(Dataset rows for apps and sites)
----------------

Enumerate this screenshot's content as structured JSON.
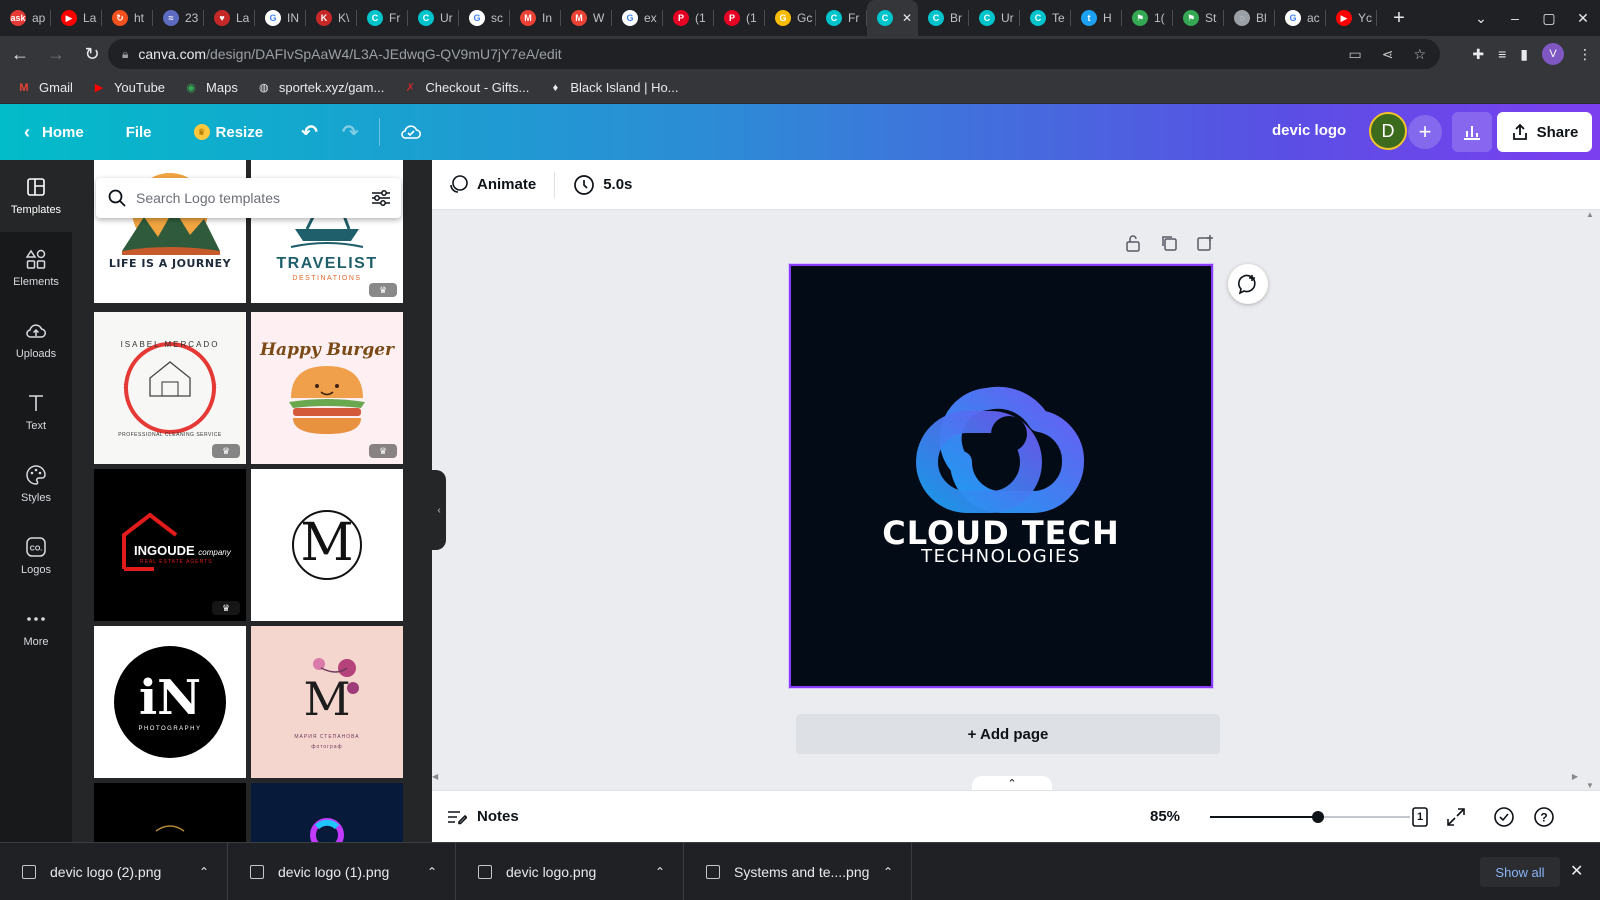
{
  "browser": {
    "tabs": [
      {
        "label": "ap",
        "icon": "ask-icon",
        "color": "#e53935",
        "glyph": "ask"
      },
      {
        "label": "La",
        "icon": "youtube-icon",
        "color": "#ff0000",
        "glyph": "▶"
      },
      {
        "label": "ht",
        "icon": "rotate-icon",
        "color": "#f4511e",
        "glyph": "↻"
      },
      {
        "label": "23",
        "icon": "feather-icon",
        "color": "#5c6bc0",
        "glyph": "≈"
      },
      {
        "label": "La",
        "icon": "heart-icon",
        "color": "#c62828",
        "glyph": "♥"
      },
      {
        "label": "IN",
        "icon": "google-icon",
        "color": "#ffffff",
        "glyph": "G"
      },
      {
        "label": "K\\",
        "icon": "kv-icon",
        "color": "#c62828",
        "glyph": "K"
      },
      {
        "label": "Fr",
        "icon": "canva-icon",
        "color": "#00c4cc",
        "glyph": "C"
      },
      {
        "label": "Ur",
        "icon": "canva-icon",
        "color": "#00c4cc",
        "glyph": "C"
      },
      {
        "label": "sc",
        "icon": "google-icon",
        "color": "#ffffff",
        "glyph": "G"
      },
      {
        "label": "In",
        "icon": "gmail-icon",
        "color": "#ea4335",
        "glyph": "M"
      },
      {
        "label": "W",
        "icon": "gmail-icon",
        "color": "#ea4335",
        "glyph": "M"
      },
      {
        "label": "ex",
        "icon": "google-icon",
        "color": "#ffffff",
        "glyph": "G"
      },
      {
        "label": "(1",
        "icon": "pinterest-icon",
        "color": "#e60023",
        "glyph": "P"
      },
      {
        "label": "(1",
        "icon": "pinterest-icon",
        "color": "#e60023",
        "glyph": "P"
      },
      {
        "label": "Gc",
        "icon": "gdrive-icon",
        "color": "#fbbc04",
        "glyph": "G"
      },
      {
        "label": "Fr",
        "icon": "canva-icon",
        "color": "#00c4cc",
        "glyph": "C"
      },
      {
        "label": "",
        "icon": "canva-icon",
        "color": "#00c4cc",
        "glyph": "C",
        "active": true
      },
      {
        "label": "Br",
        "icon": "canva-icon",
        "color": "#00c4cc",
        "glyph": "C"
      },
      {
        "label": "Ur",
        "icon": "canva-icon",
        "color": "#00c4cc",
        "glyph": "C"
      },
      {
        "label": "Te",
        "icon": "canva-icon",
        "color": "#00c4cc",
        "glyph": "C"
      },
      {
        "label": "H",
        "icon": "twitter-icon",
        "color": "#1da1f2",
        "glyph": "t"
      },
      {
        "label": "1(",
        "icon": "flag-icon",
        "color": "#34a853",
        "glyph": "⚑"
      },
      {
        "label": "St",
        "icon": "flag-icon",
        "color": "#34a853",
        "glyph": "⚑"
      },
      {
        "label": "Bl",
        "icon": "loading-icon",
        "color": "#9aa0a6",
        "glyph": "◌"
      },
      {
        "label": "ac",
        "icon": "google-icon",
        "color": "#ffffff",
        "glyph": "G"
      },
      {
        "label": "Yc",
        "icon": "youtube-icon",
        "color": "#ff0000",
        "glyph": "▶"
      }
    ],
    "url_host": "canva.com",
    "url_path": "/design/DAFIvSpAaW4/L3A-JEdwqG-QV9mU7jY7eA/edit",
    "profile_initial": "V",
    "bookmarks": [
      {
        "label": "Gmail",
        "icon": "gmail-icon",
        "glyph": "M",
        "color": "#ea4335"
      },
      {
        "label": "YouTube",
        "icon": "youtube-icon",
        "glyph": "▶",
        "color": "#ff0000"
      },
      {
        "label": "Maps",
        "icon": "maps-icon",
        "glyph": "◉",
        "color": "#34a853"
      },
      {
        "label": "sportek.xyz/gam...",
        "icon": "globe-icon",
        "glyph": "◍",
        "color": "#e8eaed"
      },
      {
        "label": "Checkout - Gifts...",
        "icon": "checkout-icon",
        "glyph": "✗",
        "color": "#c62828"
      },
      {
        "label": "Black Island | Ho...",
        "icon": "black-island-icon",
        "glyph": "♦",
        "color": "#e8eaed"
      }
    ]
  },
  "canva": {
    "home_label": "Home",
    "file_label": "File",
    "resize_label": "Resize",
    "design_title": "devic logo",
    "avatar_initial": "D",
    "share_label": "Share",
    "rail": [
      {
        "label": "Templates",
        "icon": "templates-icon",
        "active": true
      },
      {
        "label": "Elements",
        "icon": "elements-icon"
      },
      {
        "label": "Uploads",
        "icon": "uploads-icon"
      },
      {
        "label": "Text",
        "icon": "text-icon"
      },
      {
        "label": "Styles",
        "icon": "styles-icon"
      },
      {
        "label": "Logos",
        "icon": "logos-icon"
      },
      {
        "label": "More",
        "icon": "more-icon"
      }
    ],
    "search_placeholder": "Search Logo templates",
    "templates": [
      {
        "name": "life-is-a-journey",
        "text": "LIFE IS A JOURNEY",
        "pro": false
      },
      {
        "name": "travelist",
        "text": "TRAVELIST",
        "sub": "DESTINATIONS",
        "pro": true
      },
      {
        "name": "isabel-mercado",
        "text": "ISABEL MERCADO",
        "sub": "PROFESSIONAL CLEANING SERVICE",
        "pro": true
      },
      {
        "name": "happy-burger",
        "text": "Happy Burger",
        "pro": true
      },
      {
        "name": "ingoude",
        "text": "INGOUDE",
        "sub": "company",
        "sub2": "REAL ESTATE AGENTS",
        "pro": true
      },
      {
        "name": "m-circle",
        "text": "M",
        "pro": false
      },
      {
        "name": "in-photography",
        "text": "iN",
        "sub": "PHOTOGRAPHY",
        "pro": false
      },
      {
        "name": "m-floral",
        "text": "M",
        "sub": "МАРИЯ СТЕПАНОВА",
        "sub2": "фотограф",
        "pro": false
      }
    ],
    "animate_label": "Animate",
    "duration": "5.0s",
    "logo_title": "CLOUD TECH",
    "logo_subtitle": "TECHNOLOGIES",
    "add_page_label": "+ Add page",
    "notes_label": "Notes",
    "zoom_percent": "85%",
    "zoom_fraction": 0.54,
    "page_count": "1",
    "brand_colors": {
      "page_bg": "#030b17",
      "logo_blue": "#2f8fee",
      "logo_purple": "#5b5ff0",
      "selection": "#8b3dff"
    }
  },
  "downloads": {
    "items": [
      "devic logo (2).png",
      "devic logo (1).png",
      "devic logo.png",
      "Systems and te....png"
    ],
    "show_all_label": "Show all"
  }
}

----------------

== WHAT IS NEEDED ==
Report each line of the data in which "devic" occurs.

== TASK SOLUTION ==
    "design_title": "devic logo",
      "devic logo (2).png",
      "devic logo (1).png",
      "devic logo.png",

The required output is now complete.